LISTED ENTRIES
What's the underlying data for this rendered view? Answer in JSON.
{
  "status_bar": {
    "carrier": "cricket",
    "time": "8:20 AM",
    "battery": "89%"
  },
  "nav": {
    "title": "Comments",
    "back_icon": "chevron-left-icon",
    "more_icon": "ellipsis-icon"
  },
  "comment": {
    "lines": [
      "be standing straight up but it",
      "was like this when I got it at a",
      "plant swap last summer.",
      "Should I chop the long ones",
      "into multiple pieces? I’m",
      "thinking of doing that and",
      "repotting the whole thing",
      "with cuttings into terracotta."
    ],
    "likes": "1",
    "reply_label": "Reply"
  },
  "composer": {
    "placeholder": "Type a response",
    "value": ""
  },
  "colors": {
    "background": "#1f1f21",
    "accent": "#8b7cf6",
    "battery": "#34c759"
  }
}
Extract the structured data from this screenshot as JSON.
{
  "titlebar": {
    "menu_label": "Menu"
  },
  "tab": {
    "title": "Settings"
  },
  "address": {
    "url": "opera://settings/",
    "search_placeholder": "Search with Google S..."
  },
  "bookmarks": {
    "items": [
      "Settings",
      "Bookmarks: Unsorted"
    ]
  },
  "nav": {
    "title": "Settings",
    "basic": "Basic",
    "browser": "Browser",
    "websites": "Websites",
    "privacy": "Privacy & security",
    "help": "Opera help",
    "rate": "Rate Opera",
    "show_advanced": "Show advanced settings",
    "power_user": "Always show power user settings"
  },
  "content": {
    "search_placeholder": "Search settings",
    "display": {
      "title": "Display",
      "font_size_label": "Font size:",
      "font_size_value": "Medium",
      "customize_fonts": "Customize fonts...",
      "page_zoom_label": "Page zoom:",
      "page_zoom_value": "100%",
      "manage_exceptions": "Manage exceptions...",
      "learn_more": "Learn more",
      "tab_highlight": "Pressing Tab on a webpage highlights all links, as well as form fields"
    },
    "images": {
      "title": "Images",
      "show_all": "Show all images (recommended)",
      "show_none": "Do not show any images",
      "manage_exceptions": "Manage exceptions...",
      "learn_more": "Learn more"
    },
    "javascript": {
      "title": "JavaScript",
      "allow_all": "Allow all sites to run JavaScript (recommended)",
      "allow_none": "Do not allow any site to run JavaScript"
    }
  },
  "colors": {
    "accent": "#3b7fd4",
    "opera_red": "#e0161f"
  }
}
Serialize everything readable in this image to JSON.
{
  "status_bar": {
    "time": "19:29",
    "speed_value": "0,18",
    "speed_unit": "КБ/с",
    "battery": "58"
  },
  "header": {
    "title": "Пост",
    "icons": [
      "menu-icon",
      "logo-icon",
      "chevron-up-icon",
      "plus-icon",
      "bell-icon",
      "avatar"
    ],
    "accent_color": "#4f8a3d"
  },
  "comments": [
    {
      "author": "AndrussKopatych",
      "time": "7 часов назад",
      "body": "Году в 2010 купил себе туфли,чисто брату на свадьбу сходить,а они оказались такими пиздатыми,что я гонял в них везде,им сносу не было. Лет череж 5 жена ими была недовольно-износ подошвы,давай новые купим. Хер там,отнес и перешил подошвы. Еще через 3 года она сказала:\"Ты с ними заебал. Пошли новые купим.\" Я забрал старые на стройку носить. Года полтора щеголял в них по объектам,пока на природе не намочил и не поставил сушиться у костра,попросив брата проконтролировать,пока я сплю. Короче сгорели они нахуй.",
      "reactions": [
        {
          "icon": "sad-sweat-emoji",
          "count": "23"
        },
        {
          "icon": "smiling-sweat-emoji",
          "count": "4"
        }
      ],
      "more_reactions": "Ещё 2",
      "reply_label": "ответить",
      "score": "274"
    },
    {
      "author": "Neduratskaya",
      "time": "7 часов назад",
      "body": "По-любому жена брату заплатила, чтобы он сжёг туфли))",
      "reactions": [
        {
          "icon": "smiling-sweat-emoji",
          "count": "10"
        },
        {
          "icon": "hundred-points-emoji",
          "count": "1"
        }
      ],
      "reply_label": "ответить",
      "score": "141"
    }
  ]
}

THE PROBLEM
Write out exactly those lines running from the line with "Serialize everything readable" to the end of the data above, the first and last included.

TASK OUTPUT
Serialize everything readable in this image to JSON.
{
  "status_bar": {
    "time": "19:29",
    "speed_value": "0,18",
    "speed_unit": "КБ/с",
    "battery": "58"
  },
  "header": {
    "title": "Пост",
    "icons": [
      "menu-icon",
      "logo-icon",
      "chevron-up-icon",
      "plus-icon",
      "bell-icon",
      "avatar"
    ],
    "accent_color": "#4f8a3d"
  },
  "comments": [
    {
      "author": "AndrussKopatych",
      "time": "7 часов назад",
      "body": "Году в 2010 купил себе туфли,чисто брату на свадьбу сходить,а они оказались такими пиздатыми,что я гонял в них везде,им сносу не было. Лет череж 5 жена ими была недовольно-износ подошвы,давай новые купим. Хер там,отнес и перешил подошвы. Еще через 3 года она сказала:\"Ты с ними заебал. Пошли новые купим.\" Я забрал старые на стройку носить. Года полтора щеголял в них по объектам,пока на природе не намочил и не поставил сушиться у костра,попросив брата проконтролировать,пока я сплю. Короче сгорели они нахуй.",
      "reactions": [
        {
          "icon": "sad-sweat-emoji",
          "count": "23"
        },
        {
          "icon": "smiling-sweat-emoji",
          "count": "4"
        }
      ],
      "more_reactions": "Ещё 2",
      "reply_label": "ответить",
      "score": "274"
    },
    {
      "author": "Neduratskaya",
      "time": "7 часов назад",
      "body": "По-любому жена брату заплатила, чтобы он сжёг туфли))",
      "reactions": [
        {
          "icon": "smiling-sweat-emoji",
          "count": "10"
        },
        {
          "icon": "hundred-points-emoji",
          "count": "1"
        }
      ],
      "reply_label": "ответить",
      "score": "141"
    }
  ]
}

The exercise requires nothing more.